# WHAT THE TASK REQUIRES
Work out how many lines in the records contain the word "title", and give that number alone.

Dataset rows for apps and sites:
☆ ☆ ☆ ☆ ☆

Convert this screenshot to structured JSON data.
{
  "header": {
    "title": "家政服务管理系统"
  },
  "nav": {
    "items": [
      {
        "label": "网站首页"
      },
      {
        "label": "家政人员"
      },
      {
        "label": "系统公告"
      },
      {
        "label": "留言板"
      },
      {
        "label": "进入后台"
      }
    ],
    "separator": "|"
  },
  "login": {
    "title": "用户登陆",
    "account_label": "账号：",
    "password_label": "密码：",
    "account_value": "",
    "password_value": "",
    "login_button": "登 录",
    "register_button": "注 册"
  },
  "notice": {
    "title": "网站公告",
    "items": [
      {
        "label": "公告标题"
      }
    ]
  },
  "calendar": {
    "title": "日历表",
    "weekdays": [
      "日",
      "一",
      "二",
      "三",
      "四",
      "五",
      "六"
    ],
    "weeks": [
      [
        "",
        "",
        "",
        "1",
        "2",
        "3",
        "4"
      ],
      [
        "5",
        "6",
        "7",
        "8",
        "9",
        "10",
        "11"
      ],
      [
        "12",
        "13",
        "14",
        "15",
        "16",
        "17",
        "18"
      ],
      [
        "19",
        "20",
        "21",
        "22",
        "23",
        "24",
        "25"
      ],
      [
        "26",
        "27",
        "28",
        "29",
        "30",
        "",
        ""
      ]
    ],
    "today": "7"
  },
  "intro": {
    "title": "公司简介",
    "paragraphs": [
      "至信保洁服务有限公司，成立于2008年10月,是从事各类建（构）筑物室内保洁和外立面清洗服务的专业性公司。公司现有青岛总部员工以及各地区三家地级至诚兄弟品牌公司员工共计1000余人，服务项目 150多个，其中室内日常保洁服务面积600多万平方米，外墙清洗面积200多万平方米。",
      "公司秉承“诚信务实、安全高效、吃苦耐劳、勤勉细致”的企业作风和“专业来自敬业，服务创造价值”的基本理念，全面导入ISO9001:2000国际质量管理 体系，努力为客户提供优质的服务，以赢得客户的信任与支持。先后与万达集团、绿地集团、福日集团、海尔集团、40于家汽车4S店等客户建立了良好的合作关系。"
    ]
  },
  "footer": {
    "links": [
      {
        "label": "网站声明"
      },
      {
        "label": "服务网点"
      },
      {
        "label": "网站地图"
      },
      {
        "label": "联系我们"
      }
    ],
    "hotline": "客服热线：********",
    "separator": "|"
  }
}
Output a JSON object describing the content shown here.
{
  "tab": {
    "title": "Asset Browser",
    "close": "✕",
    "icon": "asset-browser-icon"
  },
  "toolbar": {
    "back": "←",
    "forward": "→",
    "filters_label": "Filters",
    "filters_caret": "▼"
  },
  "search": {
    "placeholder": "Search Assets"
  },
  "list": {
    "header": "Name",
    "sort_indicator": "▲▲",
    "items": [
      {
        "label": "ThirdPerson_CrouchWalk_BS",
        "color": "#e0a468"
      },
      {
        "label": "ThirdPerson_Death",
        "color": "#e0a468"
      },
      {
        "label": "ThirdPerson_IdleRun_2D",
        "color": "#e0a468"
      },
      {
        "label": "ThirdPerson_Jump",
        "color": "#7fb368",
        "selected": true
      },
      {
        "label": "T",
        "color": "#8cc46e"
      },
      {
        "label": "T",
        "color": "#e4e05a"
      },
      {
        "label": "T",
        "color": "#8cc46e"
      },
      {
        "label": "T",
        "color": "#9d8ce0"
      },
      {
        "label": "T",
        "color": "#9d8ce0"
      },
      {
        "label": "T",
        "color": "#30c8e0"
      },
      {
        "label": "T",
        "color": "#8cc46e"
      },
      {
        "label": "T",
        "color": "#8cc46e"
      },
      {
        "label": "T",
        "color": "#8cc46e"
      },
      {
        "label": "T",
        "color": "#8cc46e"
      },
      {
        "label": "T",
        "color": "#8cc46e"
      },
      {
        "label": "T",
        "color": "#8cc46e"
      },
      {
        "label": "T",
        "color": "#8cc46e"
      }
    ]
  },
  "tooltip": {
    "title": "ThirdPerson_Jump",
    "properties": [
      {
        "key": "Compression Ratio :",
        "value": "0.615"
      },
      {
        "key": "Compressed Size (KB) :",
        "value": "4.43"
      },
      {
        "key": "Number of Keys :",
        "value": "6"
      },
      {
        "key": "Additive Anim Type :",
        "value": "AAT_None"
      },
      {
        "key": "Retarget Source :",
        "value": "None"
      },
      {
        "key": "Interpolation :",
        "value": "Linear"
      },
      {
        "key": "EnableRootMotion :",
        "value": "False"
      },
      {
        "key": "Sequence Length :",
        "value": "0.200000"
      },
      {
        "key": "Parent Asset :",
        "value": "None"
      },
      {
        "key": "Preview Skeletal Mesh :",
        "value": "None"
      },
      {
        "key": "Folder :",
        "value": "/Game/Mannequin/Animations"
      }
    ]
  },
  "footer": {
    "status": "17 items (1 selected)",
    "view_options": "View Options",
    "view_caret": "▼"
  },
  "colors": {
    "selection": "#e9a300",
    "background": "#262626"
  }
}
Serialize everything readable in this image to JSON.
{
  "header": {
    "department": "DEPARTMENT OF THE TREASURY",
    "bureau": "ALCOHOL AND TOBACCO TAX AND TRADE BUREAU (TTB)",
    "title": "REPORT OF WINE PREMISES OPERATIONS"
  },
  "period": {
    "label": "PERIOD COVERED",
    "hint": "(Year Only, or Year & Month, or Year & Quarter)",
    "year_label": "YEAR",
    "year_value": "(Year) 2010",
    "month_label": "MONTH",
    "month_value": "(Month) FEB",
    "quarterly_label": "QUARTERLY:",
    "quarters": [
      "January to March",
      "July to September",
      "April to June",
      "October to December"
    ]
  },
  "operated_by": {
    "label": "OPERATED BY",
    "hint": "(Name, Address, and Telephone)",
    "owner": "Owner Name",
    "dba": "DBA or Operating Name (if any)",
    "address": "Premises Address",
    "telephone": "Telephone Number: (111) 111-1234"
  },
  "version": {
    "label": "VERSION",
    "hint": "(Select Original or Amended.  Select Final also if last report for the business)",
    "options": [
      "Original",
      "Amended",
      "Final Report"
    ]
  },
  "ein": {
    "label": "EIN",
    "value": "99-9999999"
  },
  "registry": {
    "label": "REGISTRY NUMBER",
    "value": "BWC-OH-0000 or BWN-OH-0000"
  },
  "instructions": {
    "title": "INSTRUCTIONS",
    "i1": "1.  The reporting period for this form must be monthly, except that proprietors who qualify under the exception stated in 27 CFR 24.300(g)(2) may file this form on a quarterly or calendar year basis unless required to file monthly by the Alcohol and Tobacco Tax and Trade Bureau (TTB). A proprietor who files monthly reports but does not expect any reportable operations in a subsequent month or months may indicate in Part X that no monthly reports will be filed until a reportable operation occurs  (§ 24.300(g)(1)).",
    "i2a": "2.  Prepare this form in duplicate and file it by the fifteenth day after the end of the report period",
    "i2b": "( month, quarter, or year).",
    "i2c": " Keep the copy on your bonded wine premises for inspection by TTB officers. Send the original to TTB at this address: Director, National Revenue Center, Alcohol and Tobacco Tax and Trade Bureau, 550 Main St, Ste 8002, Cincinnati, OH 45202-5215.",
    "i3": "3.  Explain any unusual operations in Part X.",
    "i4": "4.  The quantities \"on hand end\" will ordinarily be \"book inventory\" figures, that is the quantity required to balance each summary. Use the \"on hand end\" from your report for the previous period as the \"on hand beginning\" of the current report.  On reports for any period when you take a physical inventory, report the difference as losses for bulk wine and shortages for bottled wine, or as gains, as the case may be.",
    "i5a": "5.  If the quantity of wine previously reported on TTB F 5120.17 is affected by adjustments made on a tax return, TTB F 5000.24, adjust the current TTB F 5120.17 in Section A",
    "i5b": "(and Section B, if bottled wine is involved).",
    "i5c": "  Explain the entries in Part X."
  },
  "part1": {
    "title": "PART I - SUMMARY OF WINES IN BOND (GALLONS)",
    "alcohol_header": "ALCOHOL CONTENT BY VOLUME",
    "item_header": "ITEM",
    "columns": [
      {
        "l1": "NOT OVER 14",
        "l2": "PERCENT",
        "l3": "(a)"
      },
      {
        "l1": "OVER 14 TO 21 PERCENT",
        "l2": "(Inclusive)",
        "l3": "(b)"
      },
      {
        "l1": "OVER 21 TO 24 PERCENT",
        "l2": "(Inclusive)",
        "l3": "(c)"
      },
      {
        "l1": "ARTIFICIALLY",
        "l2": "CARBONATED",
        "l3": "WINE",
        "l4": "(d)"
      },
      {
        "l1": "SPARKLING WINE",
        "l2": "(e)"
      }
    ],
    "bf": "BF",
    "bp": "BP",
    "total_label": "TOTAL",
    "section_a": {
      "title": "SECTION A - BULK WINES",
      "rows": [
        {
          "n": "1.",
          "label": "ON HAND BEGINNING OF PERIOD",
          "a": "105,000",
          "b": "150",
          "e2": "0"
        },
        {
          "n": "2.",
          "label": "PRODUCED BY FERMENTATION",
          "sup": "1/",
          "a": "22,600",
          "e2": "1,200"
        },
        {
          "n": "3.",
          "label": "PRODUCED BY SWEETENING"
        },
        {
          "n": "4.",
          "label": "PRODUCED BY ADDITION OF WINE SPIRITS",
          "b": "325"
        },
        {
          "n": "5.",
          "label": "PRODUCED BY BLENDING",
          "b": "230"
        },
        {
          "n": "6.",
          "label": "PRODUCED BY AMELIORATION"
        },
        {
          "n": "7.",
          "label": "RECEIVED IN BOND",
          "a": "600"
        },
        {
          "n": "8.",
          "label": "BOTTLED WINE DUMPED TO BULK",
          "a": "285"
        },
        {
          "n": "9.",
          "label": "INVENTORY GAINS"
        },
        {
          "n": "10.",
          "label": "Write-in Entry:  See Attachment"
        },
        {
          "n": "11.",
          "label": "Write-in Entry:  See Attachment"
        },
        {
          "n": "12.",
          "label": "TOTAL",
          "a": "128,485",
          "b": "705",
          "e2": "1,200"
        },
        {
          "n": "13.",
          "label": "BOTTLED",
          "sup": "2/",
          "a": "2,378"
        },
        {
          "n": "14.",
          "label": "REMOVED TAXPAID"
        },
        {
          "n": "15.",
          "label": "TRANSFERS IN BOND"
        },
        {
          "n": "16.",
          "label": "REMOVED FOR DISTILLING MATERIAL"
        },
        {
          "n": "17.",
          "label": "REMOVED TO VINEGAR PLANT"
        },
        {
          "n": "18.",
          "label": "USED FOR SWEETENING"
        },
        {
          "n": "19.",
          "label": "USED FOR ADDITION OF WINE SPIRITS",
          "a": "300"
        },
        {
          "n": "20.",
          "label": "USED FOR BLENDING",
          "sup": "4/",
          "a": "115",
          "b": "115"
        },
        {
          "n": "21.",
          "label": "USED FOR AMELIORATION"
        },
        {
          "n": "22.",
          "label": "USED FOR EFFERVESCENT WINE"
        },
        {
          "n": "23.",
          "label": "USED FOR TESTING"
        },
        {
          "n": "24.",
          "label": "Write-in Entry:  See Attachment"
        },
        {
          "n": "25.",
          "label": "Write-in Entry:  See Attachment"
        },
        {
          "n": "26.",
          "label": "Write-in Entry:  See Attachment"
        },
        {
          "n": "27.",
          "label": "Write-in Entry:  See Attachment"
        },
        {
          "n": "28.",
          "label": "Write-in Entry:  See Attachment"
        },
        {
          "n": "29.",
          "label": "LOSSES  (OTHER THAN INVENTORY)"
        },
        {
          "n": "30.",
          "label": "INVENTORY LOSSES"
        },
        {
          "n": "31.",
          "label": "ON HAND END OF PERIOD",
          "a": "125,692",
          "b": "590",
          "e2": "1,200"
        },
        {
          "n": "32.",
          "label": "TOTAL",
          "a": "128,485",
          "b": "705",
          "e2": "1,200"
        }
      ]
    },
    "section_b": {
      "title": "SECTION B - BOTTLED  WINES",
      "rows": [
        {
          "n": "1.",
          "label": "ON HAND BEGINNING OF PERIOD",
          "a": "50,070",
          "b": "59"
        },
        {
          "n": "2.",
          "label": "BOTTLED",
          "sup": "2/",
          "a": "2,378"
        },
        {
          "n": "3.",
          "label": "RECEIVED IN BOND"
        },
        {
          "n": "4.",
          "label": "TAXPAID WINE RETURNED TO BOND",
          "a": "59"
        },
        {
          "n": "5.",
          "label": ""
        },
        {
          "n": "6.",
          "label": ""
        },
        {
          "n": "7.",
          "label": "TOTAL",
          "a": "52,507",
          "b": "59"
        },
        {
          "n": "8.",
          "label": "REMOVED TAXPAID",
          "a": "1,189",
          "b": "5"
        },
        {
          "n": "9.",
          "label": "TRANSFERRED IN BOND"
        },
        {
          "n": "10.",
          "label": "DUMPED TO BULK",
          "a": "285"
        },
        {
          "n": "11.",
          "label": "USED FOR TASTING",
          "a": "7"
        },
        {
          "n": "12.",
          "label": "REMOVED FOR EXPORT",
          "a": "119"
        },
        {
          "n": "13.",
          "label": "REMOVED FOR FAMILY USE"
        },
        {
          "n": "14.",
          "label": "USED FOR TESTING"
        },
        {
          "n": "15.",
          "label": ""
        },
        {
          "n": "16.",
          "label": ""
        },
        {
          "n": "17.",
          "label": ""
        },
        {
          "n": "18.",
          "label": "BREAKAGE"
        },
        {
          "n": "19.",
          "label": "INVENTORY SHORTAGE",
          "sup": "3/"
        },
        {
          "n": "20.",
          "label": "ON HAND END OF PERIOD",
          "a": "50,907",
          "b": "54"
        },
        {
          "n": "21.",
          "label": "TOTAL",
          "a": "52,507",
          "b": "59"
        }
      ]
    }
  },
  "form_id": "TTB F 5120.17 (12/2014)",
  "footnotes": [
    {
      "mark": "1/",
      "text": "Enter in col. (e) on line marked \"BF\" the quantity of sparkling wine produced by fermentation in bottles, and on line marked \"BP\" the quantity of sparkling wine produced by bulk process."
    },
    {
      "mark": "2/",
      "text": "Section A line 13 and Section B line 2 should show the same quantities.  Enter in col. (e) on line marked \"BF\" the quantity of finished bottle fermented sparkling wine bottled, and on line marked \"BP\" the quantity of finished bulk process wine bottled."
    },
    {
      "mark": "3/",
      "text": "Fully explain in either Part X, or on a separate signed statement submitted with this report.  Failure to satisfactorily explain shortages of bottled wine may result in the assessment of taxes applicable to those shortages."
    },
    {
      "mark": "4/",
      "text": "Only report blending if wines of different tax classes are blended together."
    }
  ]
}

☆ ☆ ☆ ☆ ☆

# RESPONSE TO THIS EXERCISE
12